This looks like an attempt allow a coordinated response to an attack on the US using all available assets. The fact that this is, to say the least, difficult has lead me to believe the Coast Guard should be independently capable of responding to unconventional maritime threats. Even a common operational picture will not guarantee success. Defense assets are not always based within range for timely action. Most Air Force and Army pilots have no training in recognizing various ships types, so even if they arrive on scene, with appropriate ordnance, they may not know which ships is hostile. Giving Coast Guard units laser designators to identify the target and even point to where the target should be struck, might help. In any case, the Coast Guard needs to be included in access to any “Advanced Battle Management System” “Joint All Domain Command and Control” that is expected to defend the US.

“Connectivity Maketh the Cutter” –USNI
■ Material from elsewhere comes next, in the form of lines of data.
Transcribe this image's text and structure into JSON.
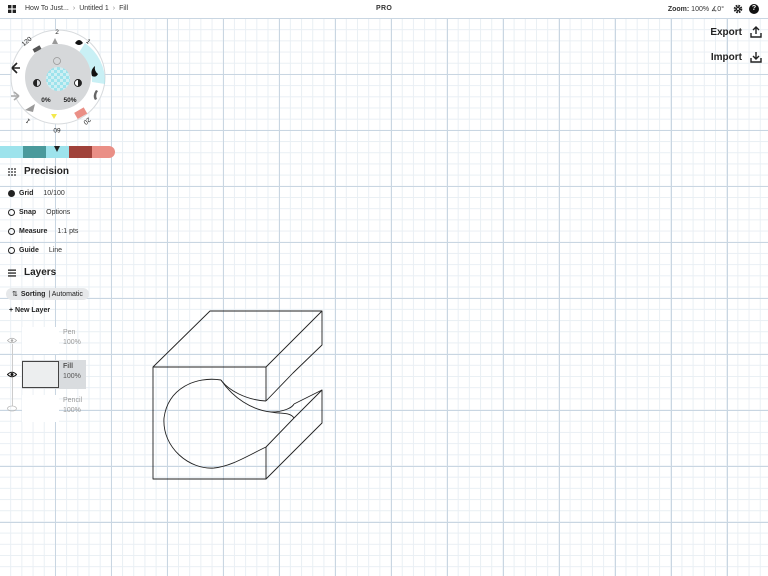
{
  "topbar": {
    "breadcrumbs": [
      "How To Just...",
      "Untitled 1",
      "Fill"
    ],
    "center_badge": "PRO",
    "zoom_label": "Zoom:",
    "zoom_value": "100%",
    "angle_value": "∡0°"
  },
  "actions": {
    "export_label": "Export",
    "import_label": "Import"
  },
  "tool_wheel": {
    "size_top": "2",
    "size_left": "120",
    "size_right": "1",
    "size_bottom": "60",
    "size_bottom_right": "20",
    "size_bottom_left": "1",
    "opacity_left": "0%",
    "opacity_right": "50%"
  },
  "colors": {
    "swatches": [
      "#9de3ec",
      "#4a9a9c",
      "#9de3ec",
      "#a0423a",
      "#ea8f86"
    ],
    "accent": "#9de3ec"
  },
  "precision": {
    "title": "Precision",
    "items": [
      {
        "label": "Grid",
        "value": "10/100",
        "on": true
      },
      {
        "label": "Snap",
        "value": "Options",
        "on": false
      },
      {
        "label": "Measure",
        "value": "1:1 pts",
        "on": false
      },
      {
        "label": "Guide",
        "value": "Line",
        "on": false
      }
    ]
  },
  "layers": {
    "title": "Layers",
    "sorting_label": "Sorting",
    "sorting_value": "| Automatic",
    "new_layer_label": "New Layer",
    "items": [
      {
        "name": "Pen",
        "opacity": "100%"
      },
      {
        "name": "Fill",
        "opacity": "100%"
      },
      {
        "name": "Pencil",
        "opacity": "100%"
      }
    ]
  }
}
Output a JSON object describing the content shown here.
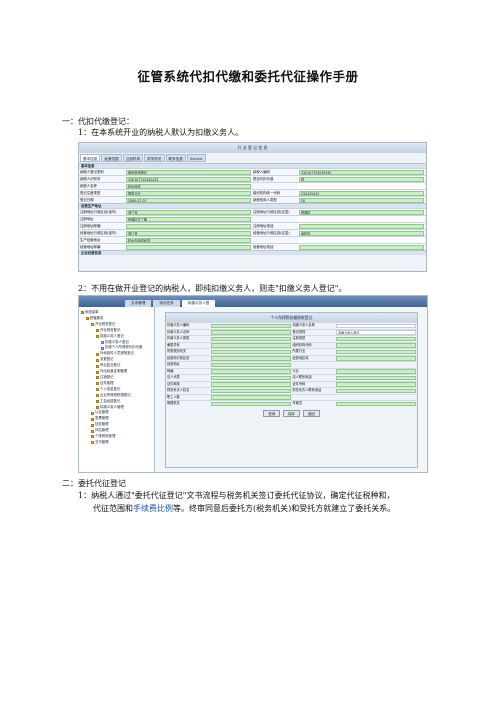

In the August 2019 issue of US Naval Institute Proceedings, their annual “Coast Guard focused” issue, you will find the three prize winning Coast Guard themed essays. First prize went to Cdr. Craig Allen, USCG. The essay contrasts the promise of Networked assets, that was a major feature of the Deepwater Program and still being touted, with the disappointing reality he sees in the actual implementation.

Put bluntly, in the past several years cutter connectivity has climbed in urgency from concern to crisis. The negative impact of poor connectivity on current mission execution already is cause for alarm, but the more important concern is the constraint it will place on the Coast Guard’s ability to shape future operations.

The whole essay is well worth the read.

The common operational picture promised is no where to be found.

As I have been pointing out since at least 2011 (also here), there is no reason our units should not have Link 16. The Navy puts it on helicopters, and I believe on the 85 foot MkVI patrol boat, so it would certainly fit on Coast Guard patrol boats, fixed wing aircraft, and our helicopters. It would improve interoperability not only with other Coast Guard units but also other US armed forces and Allies. It is a proven, widely used system. Link 16 would be very useful if we ever do become part of the US Fleet’s distributed lethality or if we need to call in Navy assets to assist the Coast Guard.